News is out regarding two disputes at the game of mini-baccarat in Atlantic City, one of which has resulted in a lawsuit between a casino and its players. At issue in both disputes is cards that were supposed to be shuffled that, it turns out, weren’t.
By way of background, New Jersey’s regulations generally impose strict procedures (buttressed by a casino’s internal controls) regarding the shuffling of cards at the opening of a table. Traditionally, in any multi-deck game (such as baccarat and blackjack) all of the cards in all of the decks were required to be spread on the table and inspected, then subject to a “wash” shuffle where the dealer scattered the cards about the table in a washing motion. After that, the decks were all stacked up and subject to a traditional “riffle” shuffle. To open a table with eight decks of cards often took over 20 minutes.

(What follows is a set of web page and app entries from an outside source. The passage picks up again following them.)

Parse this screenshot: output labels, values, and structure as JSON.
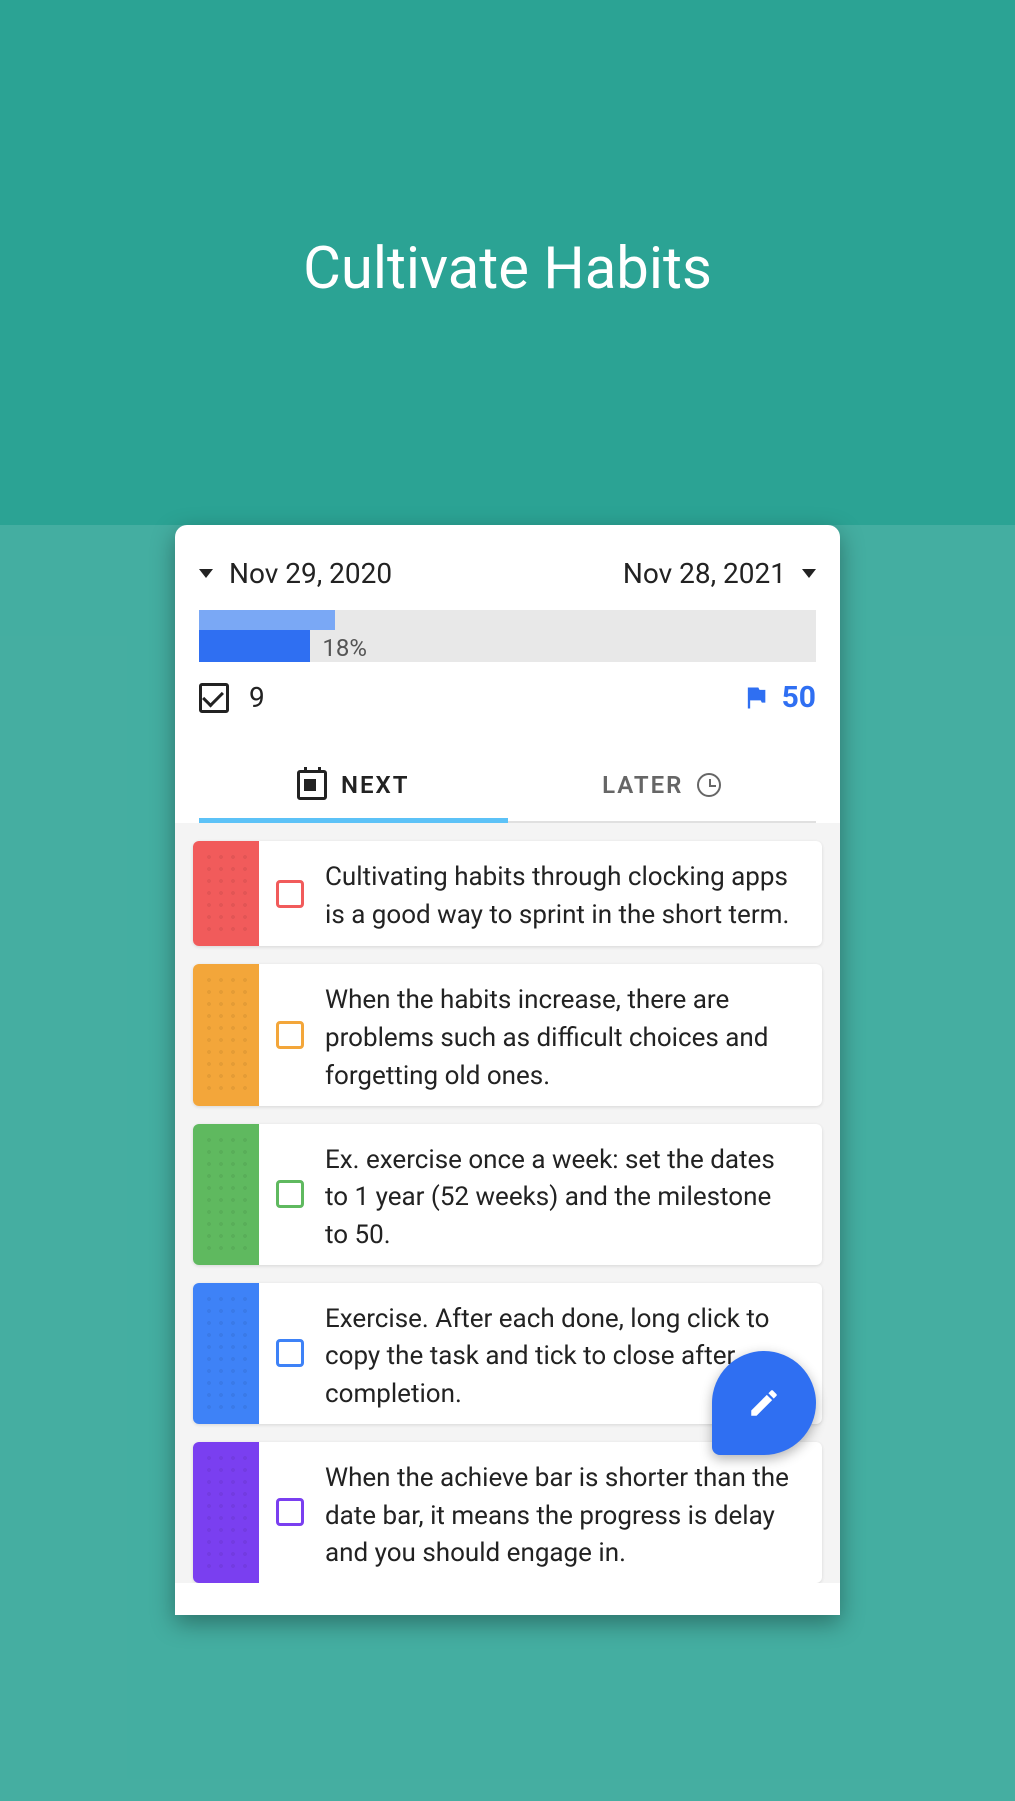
{
  "page_title": "Cultivate Habits",
  "date_start": "Nov 29, 2020",
  "date_end": "Nov 28, 2021",
  "progress": {
    "top_pct": 22,
    "bottom_pct": 18,
    "label": "18%",
    "label_left_pct": 20
  },
  "stats": {
    "completed": "9",
    "milestone": "50"
  },
  "tabs": {
    "next": "NEXT",
    "later": "LATER"
  },
  "habits": [
    {
      "color": "#f15b5b",
      "check_color": "#f15b5b",
      "text": "Cultivating habits through clocking apps is a good way to sprint in the short term."
    },
    {
      "color": "#f3a63a",
      "check_color": "#f3a63a",
      "text": "When the habits increase, there are problems such as difficult choices and forgetting old ones."
    },
    {
      "color": "#5fb95f",
      "check_color": "#5fb95f",
      "text": "Ex. exercise once a week: set the dates to 1 year (52 weeks) and the milestone to 50."
    },
    {
      "color": "#3e82f7",
      "check_color": "#3e82f7",
      "text": "Exercise. After each done, long click to copy the task and tick to close after completion."
    },
    {
      "color": "#7a3ff0",
      "check_color": "#7a3ff0",
      "text": "When the achieve bar is shorter than the date bar, it means the progress is delay and you should engage in."
    }
  ]
}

Under the recently adopted N.J.S.A. 13:69E-1.18A, a casino may use pre-shuffled and pre-inspected cards from a licensed vendor. In this process, generally the company that manufacturers the cards puts the cards through an automated shuffling machine, then seals the shuffled cards in a package with a tamper-proof seal. Those packages are delivered to gaming table. The packages are opened and use of the cards immediately begins without the need for a wash shuffle or a riffle shuffle (although under that regulation, any patron may demand a riffle shuffle).
In the two incidents that have recently come to light, cards were put in play that the casino apparently believed were preshuffled by the manufacturer, but were actually in traditional deck order. According to the Press of Atlantic City, the first incident involves a mini-baccarat game at the Golden Nugget on April 30. There, the cards were not preshuffled and came out in order. Apparently, a number of patrons at the table noticed that the cards were coming out in order. Because baccarat is entirely dependent on the order of the cards that come out of the deck, knowing the order of the cards means that a player could win every hand by knowing where in the sequence the shoe was and the third-card drawing rules. At this table, the Golden Nugget claims it lost over $1.5 million. Approximately $550,000 has already been cashed; the casino has refused to redeem the remaining outstanding chips from the game. According to the article, casino surveillance and staff were watching the game closely due to the heavy payouts being made, but did not stop the game. The Golden Nugget has filed a lawsuit in Superior Court in Atlantic County seeking a declaration that the game is void and requiring any players who won to return those winnings.
The Division of Gaming Enforcement has stated that it is investigating the circumstances surrounding this game.
This same issue also occurred at the Taj Mahal on December 10. According to the Press of Atlantic City, a total of nine employees were fired over the incident, which led to $400,000 of losses by the casino. The Division of Gaming Enforcement also fined the casino over $90,000 for its failure to properly shuffle the cards. Again, apparently in that situation, casino employees and surveillance officers were observing the game, but did not notice the problem early enough to stop it.